Action item |
In the data that follows, count the lines in which the word "value" occurs, and report that figure alone.

------ Dataset records

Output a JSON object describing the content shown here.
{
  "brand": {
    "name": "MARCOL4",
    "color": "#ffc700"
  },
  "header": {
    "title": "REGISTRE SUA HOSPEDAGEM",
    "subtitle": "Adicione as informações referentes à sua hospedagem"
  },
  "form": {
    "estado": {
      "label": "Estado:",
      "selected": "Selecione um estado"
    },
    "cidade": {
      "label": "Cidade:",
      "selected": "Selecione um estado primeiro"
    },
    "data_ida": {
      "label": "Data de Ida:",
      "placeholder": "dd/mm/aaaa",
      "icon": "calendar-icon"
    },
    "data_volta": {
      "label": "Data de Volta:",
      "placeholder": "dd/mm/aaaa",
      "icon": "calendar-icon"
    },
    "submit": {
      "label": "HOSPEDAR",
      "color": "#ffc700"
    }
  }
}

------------
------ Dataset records

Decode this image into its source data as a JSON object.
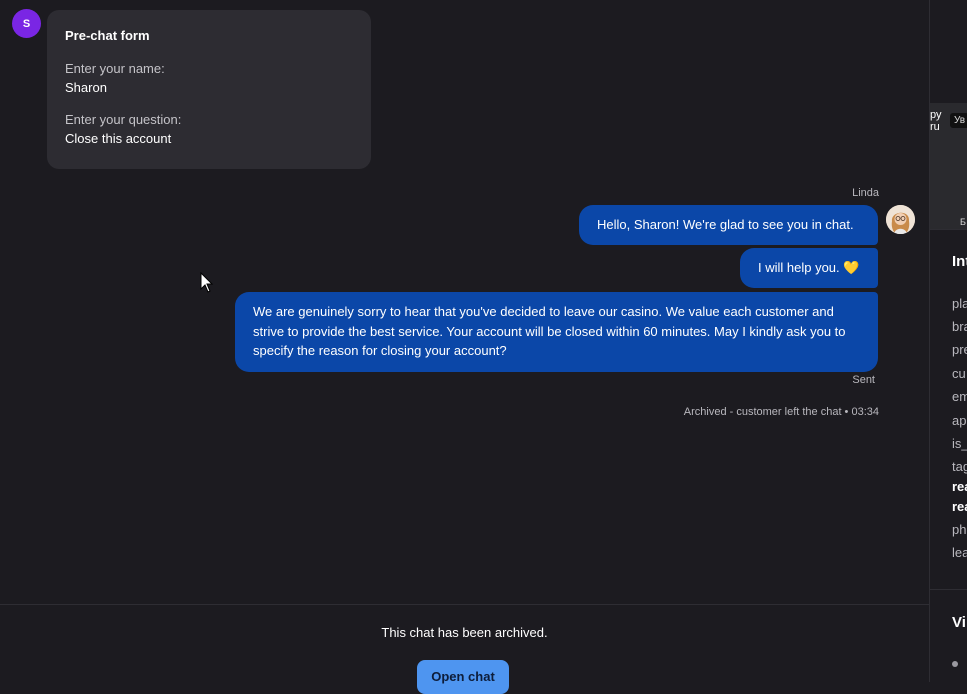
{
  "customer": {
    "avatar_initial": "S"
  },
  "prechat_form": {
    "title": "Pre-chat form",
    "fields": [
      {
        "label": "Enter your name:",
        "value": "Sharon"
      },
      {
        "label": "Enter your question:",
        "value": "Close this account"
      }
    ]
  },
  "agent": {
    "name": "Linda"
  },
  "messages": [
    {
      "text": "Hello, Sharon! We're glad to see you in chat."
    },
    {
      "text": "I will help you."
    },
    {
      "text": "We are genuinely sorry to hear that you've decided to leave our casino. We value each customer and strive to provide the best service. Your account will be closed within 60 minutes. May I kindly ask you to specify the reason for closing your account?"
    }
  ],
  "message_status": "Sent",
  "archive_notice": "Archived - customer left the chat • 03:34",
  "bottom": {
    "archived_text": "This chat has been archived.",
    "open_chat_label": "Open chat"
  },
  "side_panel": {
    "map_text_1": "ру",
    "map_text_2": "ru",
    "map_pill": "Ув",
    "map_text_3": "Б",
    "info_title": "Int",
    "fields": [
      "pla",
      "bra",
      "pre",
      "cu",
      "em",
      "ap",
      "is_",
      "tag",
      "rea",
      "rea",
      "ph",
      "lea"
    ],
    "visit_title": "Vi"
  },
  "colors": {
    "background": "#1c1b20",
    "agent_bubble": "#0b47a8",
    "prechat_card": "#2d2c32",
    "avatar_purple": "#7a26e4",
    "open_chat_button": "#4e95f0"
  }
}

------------

Exercise answer |
3